■ Records excerpted from a collection:

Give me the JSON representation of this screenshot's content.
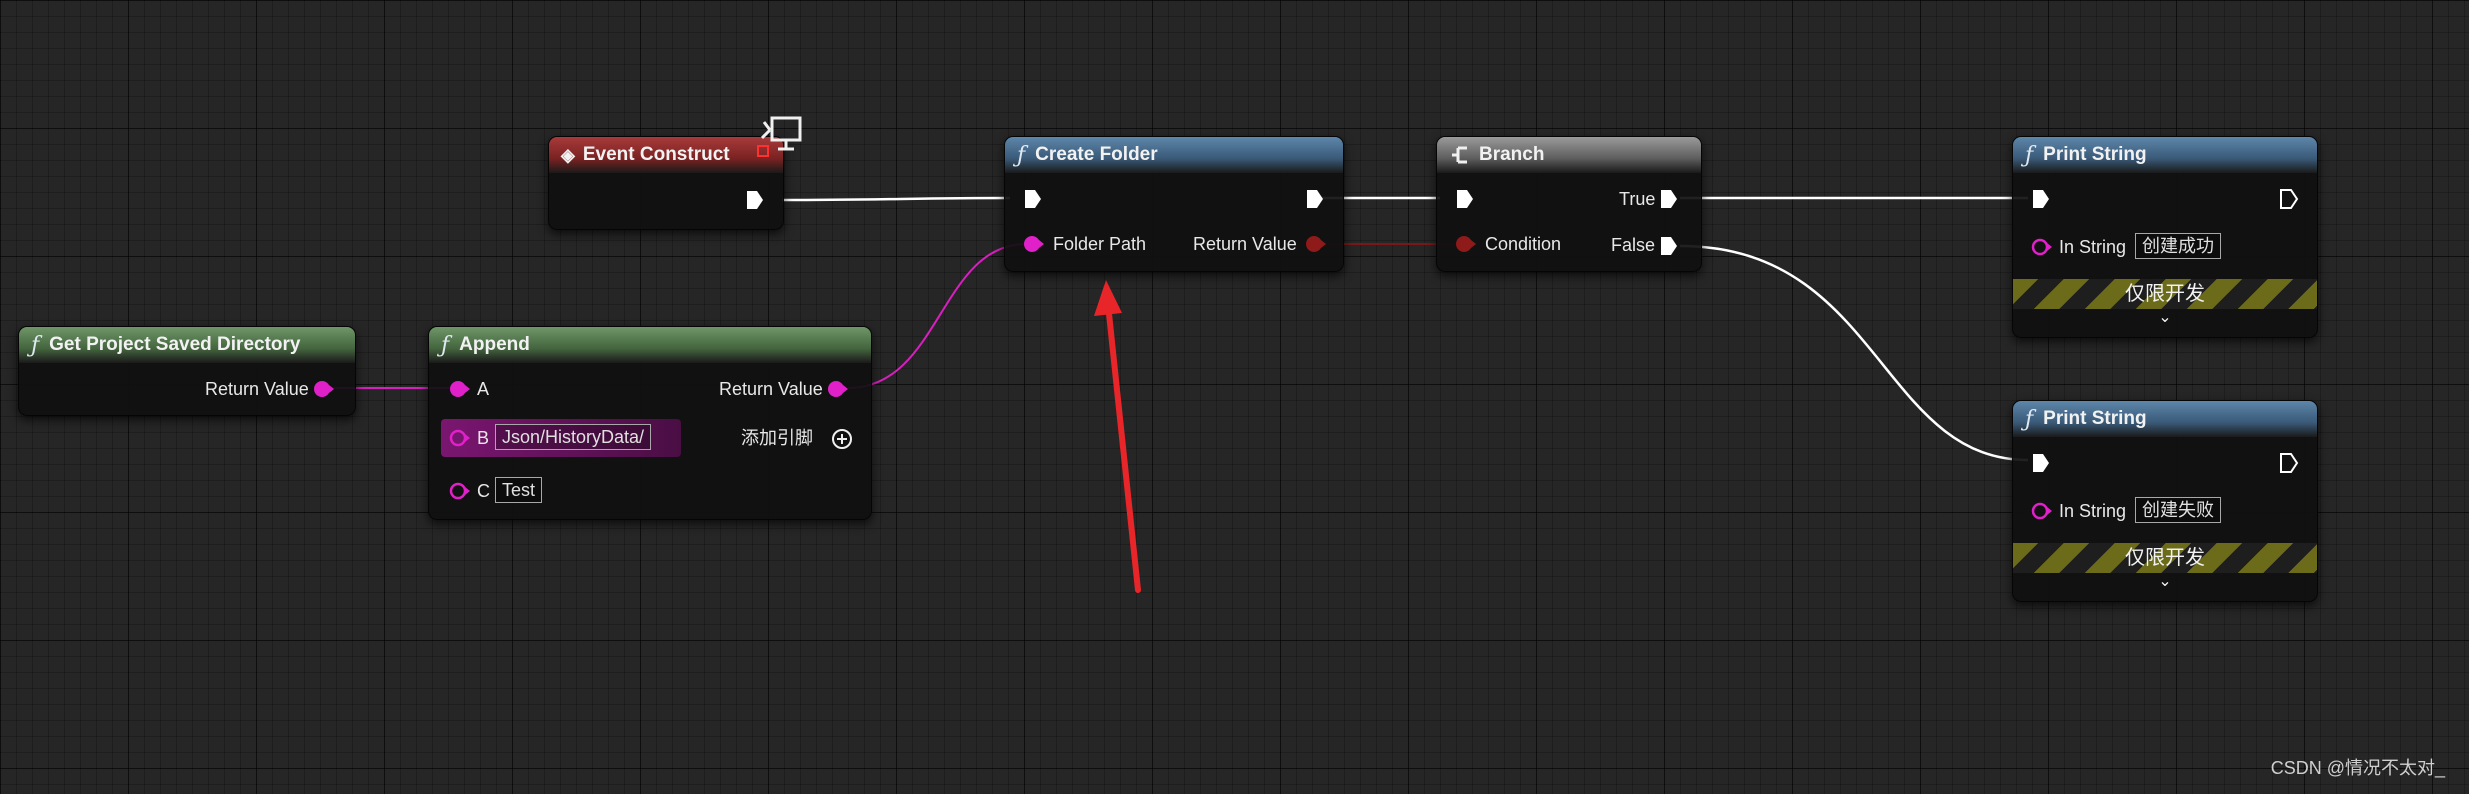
{
  "graph": {
    "event_construct": {
      "title": "Event Construct"
    },
    "create_folder": {
      "title": "Create Folder",
      "input_label": "Folder Path",
      "output_label": "Return Value"
    },
    "branch": {
      "title": "Branch",
      "condition_label": "Condition",
      "true_label": "True",
      "false_label": "False"
    },
    "get_dir": {
      "title": "Get Project Saved Directory",
      "output_label": "Return Value"
    },
    "append": {
      "title": "Append",
      "pin_a": "A",
      "pin_b": "B",
      "pin_c": "C",
      "b_value": "Json/HistoryData/",
      "c_value": "Test",
      "output_label": "Return Value",
      "add_pin_label": "添加引脚"
    },
    "print_success": {
      "title": "Print String",
      "in_label": "In String",
      "value": "创建成功",
      "dev_only": "仅限开发"
    },
    "print_fail": {
      "title": "Print String",
      "in_label": "In String",
      "value": "创建失败",
      "dev_only": "仅限开发"
    }
  },
  "colors": {
    "exec_wire": "#ffffff",
    "string_wire": "#e020c8",
    "bool_wire": "#8a1c1c",
    "annotation_arrow": "#e8262a"
  },
  "watermark": "CSDN @情况不太对_"
}
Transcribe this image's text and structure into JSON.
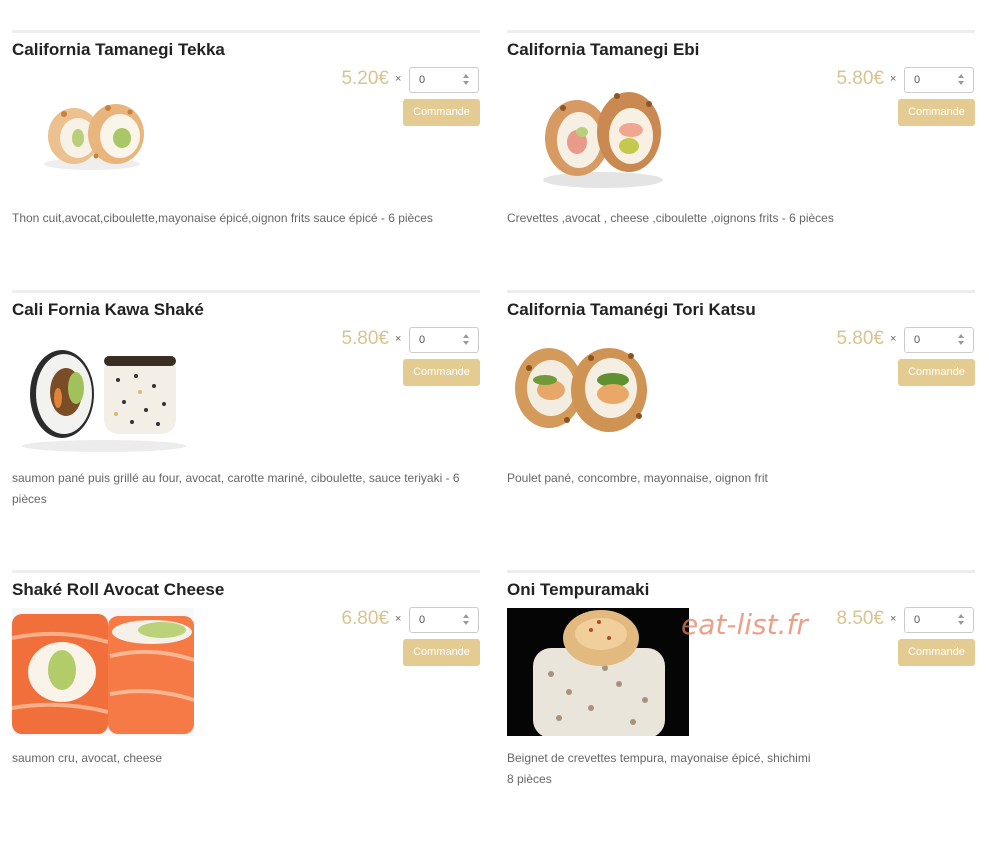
{
  "products": [
    {
      "title": "California Tamanegi Tekka",
      "price": "5.20€",
      "times": "×",
      "quantity": "0",
      "button": "Commande",
      "description": "Thon cuit,avocat,ciboulette,mayonaise épicé,oignon frits sauce épicé - 6 pièces"
    },
    {
      "title": "California Tamanegi Ebi",
      "price": "5.80€",
      "times": "×",
      "quantity": "0",
      "button": "Commande",
      "description": "Crevettes ,avocat , cheese ,ciboulette ,oignons frits - 6 pièces"
    },
    {
      "title": "Cali Fornia Kawa Shaké",
      "price": "5.80€",
      "times": "×",
      "quantity": "0",
      "button": "Commande",
      "description": "saumon pané puis grillé au four, avocat, carotte mariné, ciboulette, sauce teriyaki - 6 pièces"
    },
    {
      "title": "California Tamanégi Tori Katsu",
      "price": "5.80€",
      "times": "×",
      "quantity": "0",
      "button": "Commande",
      "description": "Poulet pané, concombre, mayonnaise, oignon frit"
    },
    {
      "title": "Shaké Roll Avocat Cheese",
      "price": "6.80€",
      "times": "×",
      "quantity": "0",
      "button": "Commande",
      "description": "saumon cru, avocat, cheese"
    },
    {
      "title": "Oni Tempuramaki",
      "price": "8.50€",
      "times": "×",
      "quantity": "0",
      "button": "Commande",
      "description_line1": "Beignet de crevettes tempura, mayonaise épicé, shichimi",
      "description_line2": "8 pièces"
    }
  ],
  "watermark": "eat-list.fr",
  "colors": {
    "price": "#d9c48f",
    "button": "#e3cb92",
    "title": "#222222",
    "description": "#666666"
  }
}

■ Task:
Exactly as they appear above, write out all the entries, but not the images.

■ Answer to the exercise:
Give me the JSON representation of this screenshot's content.
{
  "graph": {
    "event_construct": {
      "title": "Event Construct"
    },
    "create_folder": {
      "title": "Create Folder",
      "input_label": "Folder Path",
      "output_label": "Return Value"
    },
    "branch": {
      "title": "Branch",
      "condition_label": "Condition",
      "true_label": "True",
      "false_label": "False"
    },
    "get_dir": {
      "title": "Get Project Saved Directory",
      "output_label": "Return Value"
    },
    "append": {
      "title": "Append",
      "pin_a": "A",
      "pin_b": "B",
      "pin_c": "C",
      "b_value": "Json/HistoryData/",
      "c_value": "Test",
      "output_label": "Return Value",
      "add_pin_label": "添加引脚"
    },
    "print_success": {
      "title": "Print String",
      "in_label": "In String",
      "value": "创建成功",
      "dev_only": "仅限开发"
    },
    "print_fail": {
      "title": "Print String",
      "in_label": "In String",
      "value": "创建失败",
      "dev_only": "仅限开发"
    }
  },
  "colors": {
    "exec_wire": "#ffffff",
    "string_wire": "#e020c8",
    "bool_wire": "#8a1c1c",
    "annotation_arrow": "#e8262a"
  },
  "watermark": "CSDN @情况不太对_"
}
Transcribe this image's text and structure into JSON.
{
  "products": [
    {
      "title": "California Tamanegi Tekka",
      "price": "5.20€",
      "times": "×",
      "quantity": "0",
      "button": "Commande",
      "description": "Thon cuit,avocat,ciboulette,mayonaise épicé,oignon frits sauce épicé - 6 pièces"
    },
    {
      "title": "California Tamanegi Ebi",
      "price": "5.80€",
      "times": "×",
      "quantity": "0",
      "button": "Commande",
      "description": "Crevettes ,avocat , cheese ,ciboulette ,oignons frits - 6 pièces"
    },
    {
      "title": "Cali Fornia Kawa Shaké",
      "price": "5.80€",
      "times": "×",
      "quantity": "0",
      "button": "Commande",
      "description": "saumon pané puis grillé au four, avocat, carotte mariné, ciboulette, sauce teriyaki - 6 pièces"
    },
    {
      "title": "California Tamanégi Tori Katsu",
      "price": "5.80€",
      "times": "×",
      "quantity": "0",
      "button": "Commande",
      "description": "Poulet pané, concombre, mayonnaise, oignon frit"
    },
    {
      "title": "Shaké Roll Avocat Cheese",
      "price": "6.80€",
      "times": "×",
      "quantity": "0",
      "button": "Commande",
      "description": "saumon cru, avocat, cheese"
    },
    {
      "title": "Oni Tempuramaki",
      "price": "8.50€",
      "times": "×",
      "quantity": "0",
      "button": "Commande",
      "description_line1": "Beignet de crevettes tempura, mayonaise épicé, shichimi",
      "description_line2": "8 pièces"
    }
  ],
  "watermark": "eat-list.fr",
  "colors": {
    "price": "#d9c48f",
    "button": "#e3cb92",
    "title": "#222222",
    "description": "#666666"
  }
}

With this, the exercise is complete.